By Natalie Richoux
In our August and September issue of Giggle, we published an article titles “Breaking Through the Glass Ceiling of STEM” which discussed the importance of girls interested in STEM related fields pursuing those interests and the various resources available in Alachua County for girls interested in STEM fields. On Wednesday, October 17, I spent time at the STEM is Elementary: Engineering Showcase for K-5 Educators where approximately 70 elementary teachers from around Alachua County gathered to learn more about STEM fields and the ways they can incorporate STEM into their curriculum.
The showcase featured Dr. Chelsey Simmons, a mechanical engineering professor at the University of Florida and Dr. Renee Simmons, professor emeritus from the University of Florida.

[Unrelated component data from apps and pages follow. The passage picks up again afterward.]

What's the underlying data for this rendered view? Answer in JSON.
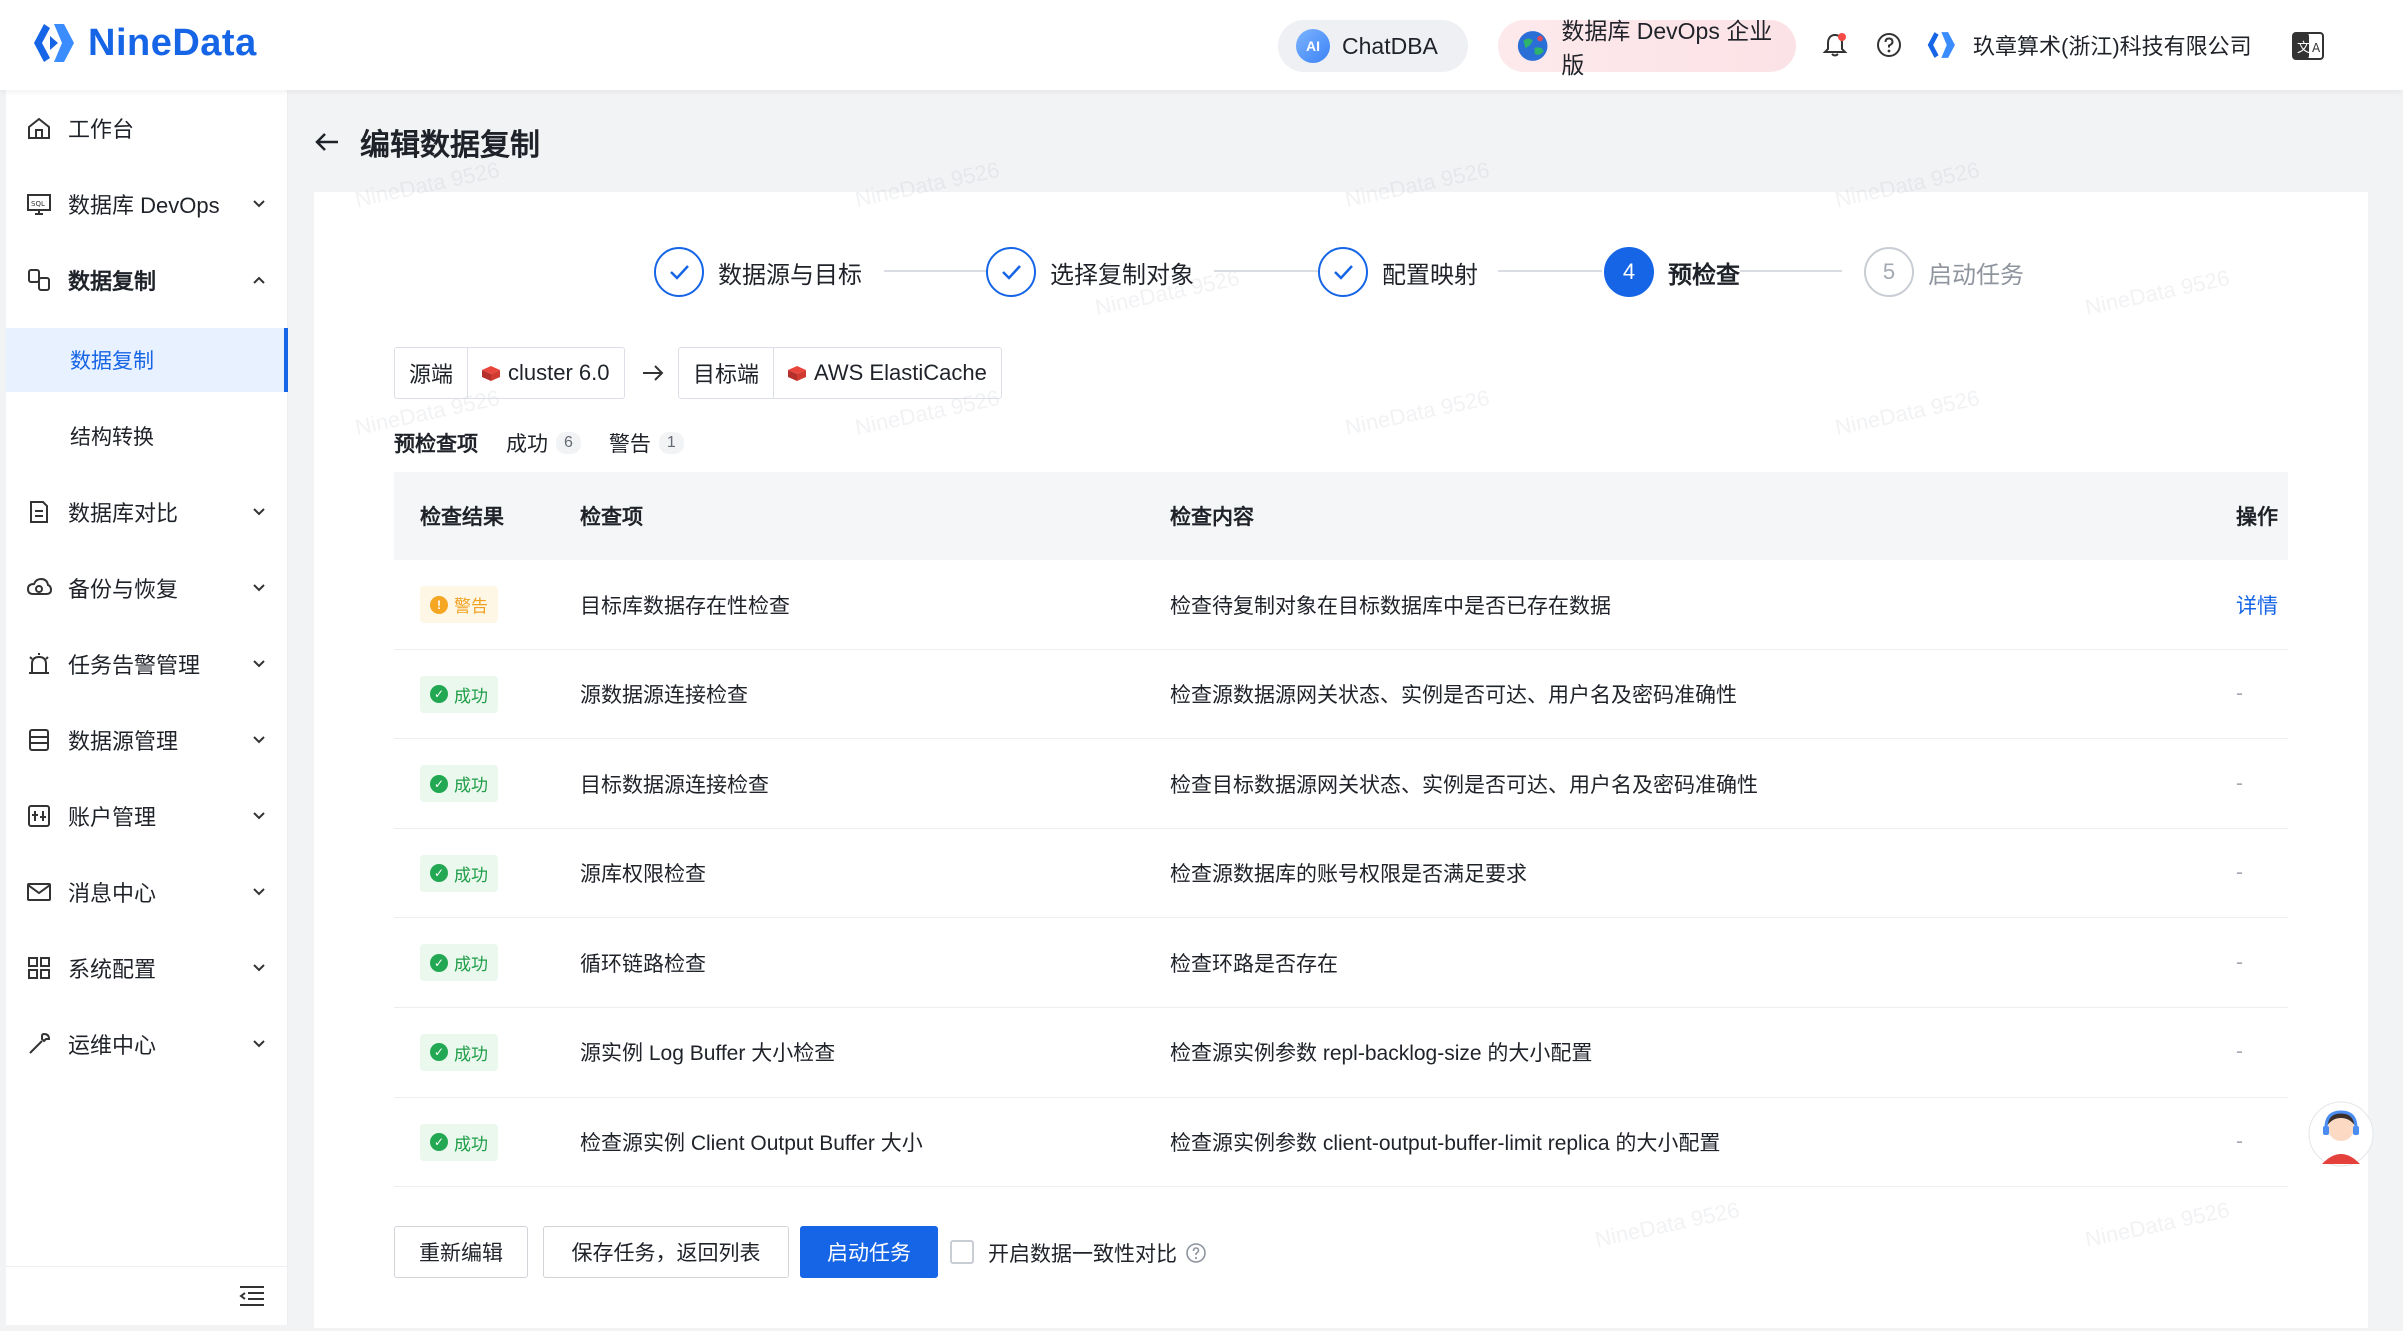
{
  "header": {
    "logo_text": "NineData",
    "chatdba_label": "ChatDBA",
    "chatdba_badge": "AI",
    "edition_label": "数据库 DevOps 企业版",
    "company_name": "玖章算术(浙江)科技有限公司",
    "icons": [
      "bell-icon",
      "help-icon",
      "company-logo-icon",
      "language-switch-icon"
    ]
  },
  "sidebar": {
    "items": [
      {
        "label": "工作台",
        "icon": "home-icon"
      },
      {
        "label": "数据库 DevOps",
        "icon": "sql-console-icon"
      },
      {
        "label": "数据复制",
        "icon": "replication-icon"
      },
      {
        "label": "数据库对比",
        "icon": "compare-icon"
      },
      {
        "label": "备份与恢复",
        "icon": "cloud-backup-icon"
      },
      {
        "label": "任务告警管理",
        "icon": "alarm-icon"
      },
      {
        "label": "数据源管理",
        "icon": "datasource-icon"
      },
      {
        "label": "账户管理",
        "icon": "account-icon"
      },
      {
        "label": "消息中心",
        "icon": "mail-icon"
      },
      {
        "label": "系统配置",
        "icon": "grid-icon"
      },
      {
        "label": "运维中心",
        "icon": "wrench-icon"
      }
    ],
    "sub_items": [
      {
        "label": "数据复制",
        "active": true
      },
      {
        "label": "结构转换",
        "active": false
      }
    ]
  },
  "page": {
    "title": "编辑数据复制",
    "steps": [
      {
        "label": "数据源与目标",
        "state": "done",
        "number": ""
      },
      {
        "label": "选择复制对象",
        "state": "done",
        "number": ""
      },
      {
        "label": "配置映射",
        "state": "done",
        "number": ""
      },
      {
        "label": "预检查",
        "state": "current",
        "number": "4"
      },
      {
        "label": "启动任务",
        "state": "pending",
        "number": "5"
      }
    ],
    "source": {
      "tag": "源端",
      "value": "cluster 6.0"
    },
    "target": {
      "tag": "目标端",
      "value": "AWS ElastiCache"
    },
    "filters": [
      {
        "label": "预检查项",
        "count": ""
      },
      {
        "label": "成功",
        "count": "6"
      },
      {
        "label": "警告",
        "count": "1"
      }
    ],
    "table": {
      "headers": [
        "检查结果",
        "检查项",
        "检查内容",
        "操作"
      ],
      "rows": [
        {
          "status": "警告",
          "status_type": "warn",
          "item": "目标库数据存在性检查",
          "content": "检查待复制对象在目标数据库中是否已存在数据",
          "op": "详情"
        },
        {
          "status": "成功",
          "status_type": "ok",
          "item": "源数据源连接检查",
          "content": "检查源数据源网关状态、实例是否可达、用户名及密码准确性",
          "op": "-"
        },
        {
          "status": "成功",
          "status_type": "ok",
          "item": "目标数据源连接检查",
          "content": "检查目标数据源网关状态、实例是否可达、用户名及密码准确性",
          "op": "-"
        },
        {
          "status": "成功",
          "status_type": "ok",
          "item": "源库权限检查",
          "content": "检查源数据库的账号权限是否满足要求",
          "op": "-"
        },
        {
          "status": "成功",
          "status_type": "ok",
          "item": "循环链路检查",
          "content": "检查环路是否存在",
          "op": "-"
        },
        {
          "status": "成功",
          "status_type": "ok",
          "item": "源实例 Log Buffer 大小检查",
          "content": "检查源实例参数 repl-backlog-size 的大小配置",
          "op": "-"
        },
        {
          "status": "成功",
          "status_type": "ok",
          "item": "检查源实例 Client Output Buffer 大小",
          "content": "检查源实例参数 client-output-buffer-limit replica 的大小配置",
          "op": "-"
        }
      ]
    },
    "buttons": {
      "re_edit": "重新编辑",
      "save_return": "保存任务，返回列表",
      "start": "启动任务"
    },
    "consistency_checkbox": {
      "label": "开启数据一致性对比",
      "checked": false
    },
    "watermark": "NineData 9526"
  },
  "colors": {
    "brand": "#1665e6",
    "success": "#22a852",
    "warning": "#f5a623"
  }
}
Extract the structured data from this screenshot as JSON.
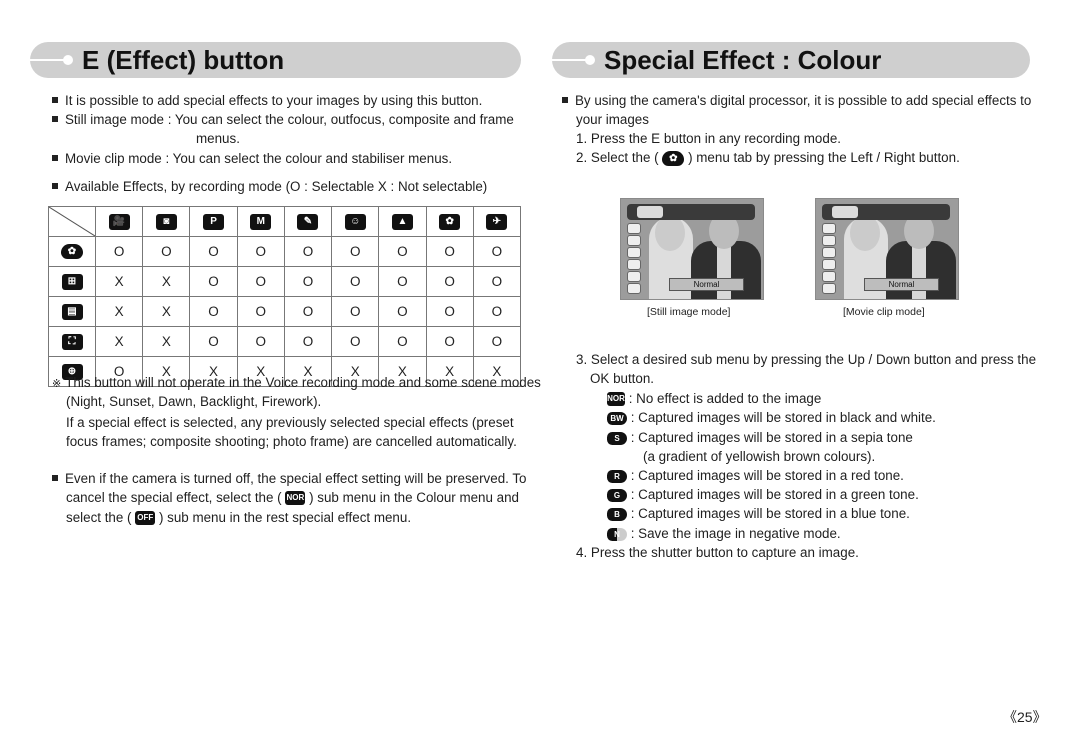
{
  "left": {
    "title": "E (Effect) button",
    "bullets": [
      "It is possible to add special effects to your images by using this button.",
      "Still image mode : You can select the colour, outfocus, composite and frame",
      "menus.",
      "Movie clip mode : You can select the colour and stabiliser menus.",
      "Available Effects, by recording mode (O : Selectable X : Not selectable)"
    ],
    "table": {
      "column_icons": [
        "movie-clip-mode",
        "auto-mode",
        "program-mode",
        "manual-mode",
        "scene-mode",
        "portrait-mode",
        "landscape-mode",
        "macro-mode",
        "sports-mode"
      ],
      "column_glyphs": [
        "🎥",
        "◙",
        "P",
        "M",
        "✎",
        "☺",
        "▲",
        "✿",
        "✈"
      ],
      "rows": [
        {
          "icon": "colour-effect",
          "glyph": "✿",
          "values": [
            "O",
            "O",
            "O",
            "O",
            "O",
            "O",
            "O",
            "O",
            "O"
          ]
        },
        {
          "icon": "preset-focus-frame",
          "glyph": "⊞",
          "values": [
            "X",
            "X",
            "O",
            "O",
            "O",
            "O",
            "O",
            "O",
            "O"
          ]
        },
        {
          "icon": "composite-shooting",
          "glyph": "▤",
          "values": [
            "X",
            "X",
            "O",
            "O",
            "O",
            "O",
            "O",
            "O",
            "O"
          ]
        },
        {
          "icon": "photo-frame",
          "glyph": "⛶",
          "values": [
            "X",
            "X",
            "O",
            "O",
            "O",
            "O",
            "O",
            "O",
            "O"
          ]
        },
        {
          "icon": "stabiliser",
          "glyph": "⊕",
          "values": [
            "O",
            "X",
            "X",
            "X",
            "X",
            "X",
            "X",
            "X",
            "X"
          ]
        }
      ]
    },
    "note_mark": "※",
    "note_lines": [
      "This button will not operate in the Voice recording mode and some scene modes",
      "(Night, Sunset, Dawn, Backlight, Firework).",
      "If a special effect is selected, any previously selected special effects (preset",
      "focus frames; composite shooting; photo frame) are cancelled automatically."
    ],
    "final_bullet": {
      "line1": "Even if the camera is turned off, the special effect setting will be preserved. To",
      "line2_pre": "cancel the special effect, select the (",
      "line2_icon": "NOR",
      "line2_post": ") sub menu in the Colour menu and",
      "line3_pre": "select the (",
      "line3_icon": "OFF",
      "line3_post": ") sub menu in the rest special effect menu."
    }
  },
  "right": {
    "title": "Special Effect : Colour",
    "intro_line1": "By using the camera's digital processor, it is possible to add special effects to",
    "intro_line2": "your images",
    "step1": "1. Press the E button in any recording mode.",
    "step2_pre": "2. Select the (",
    "step2_post": ") menu tab by pressing the Left / Right button.",
    "previews": [
      {
        "caption": "[Still image mode]",
        "label": "Normal"
      },
      {
        "caption": "[Movie clip mode]",
        "label": "Normal"
      }
    ],
    "step3_line1": "3. Select a desired sub menu by pressing the Up / Down button and press the",
    "step3_line2": "OK button.",
    "options": [
      {
        "icon": "NOR",
        "text": ": No effect is added to the image"
      },
      {
        "icon": "BW",
        "text": ": Captured images will be stored in black and white."
      },
      {
        "icon": "S",
        "text": ": Captured images will be stored in a sepia tone"
      },
      {
        "icon": "",
        "text": "(a gradient of yellowish brown colours)."
      },
      {
        "icon": "R",
        "text": ": Captured images will be stored in a red tone."
      },
      {
        "icon": "G",
        "text": ": Captured images will be stored in a green tone."
      },
      {
        "icon": "B",
        "text": ": Captured images will be stored in a blue tone."
      },
      {
        "icon": "N",
        "text": ": Save the image in negative mode."
      }
    ],
    "step4": "4. Press the shutter button to capture an image."
  },
  "page_number": "《25》"
}
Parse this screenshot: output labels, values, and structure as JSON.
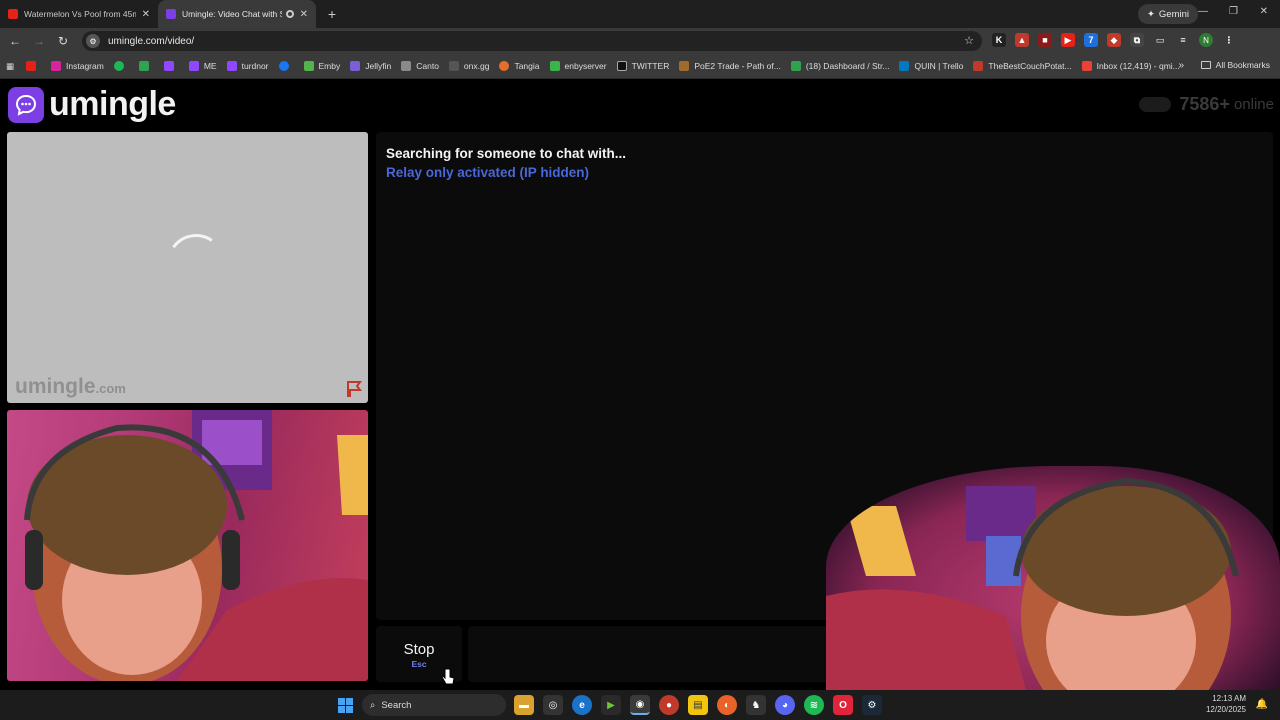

Dr. Chelsey Simmons stressed that engineering is more than just building a bridge but is everything from prosthetics for individuals to designing a can of hairspray to textiles for clothing and that engineering happens on both a big and small level. Dr. Chelsey Simmons said one way K-5 teachers can incorporate STEM into lesson plans is by focusing on the practices and dispositions of STEM careers and professionals which include: communication, writing, reading, planning, a growth mindset, creativity and flexibility and resilience and persistence and that STEM can’t be successfully incorporated into a classroom with a short, 10 minute lesson. Dr. Renee Simmons echoed these sentiments by stating that many of the ways teachers can encourage and teach STEM meet many ELA standards teachers have to meet and are great ways to help children grow and expand in other areas of their academics through certain STEM practices such as writing and communication.
The showcase also followed up on a grant that allowed 6 K-5 educators to spend time in labs this summer for six weeks running different things and being a part of actual STEM projects to gain hands on experience in a STEM field. Their lab work was Monday thru Thursday from 8:30 to 3:30, with the last hour and half of the day and Fridays spent developing lesson plans for their classrooms, going on field experience trips and being in the field. These teachers, along with UF professors and graduate students, then presented 15 minute demonstrations of activities and lessons teachers can incorporate into their classroom.
After the speakers had finished, teachers selected which small scale, 15 minute demonstration they wanted to attend with 12 different topics ranging from Engineering a Marshmallow Catapult to Minnow Madness to Make Way for 3-D Printing. Teachers spent 15 minutes at each demonstration and could go to three different demonstrations which came with a lesson plan sheet to take with them. Additionally, Dr. Chelsey Simmons built into the grant supplies for teachers to teach the lessons.
Alachua County is making strides towards providing growth opportunities for teachers and students interested in STEM and this showcase is the first one held in collaboration with UF and will continue for the next two years with hopes they can secure funding to make this an annual showcase that runs for many years.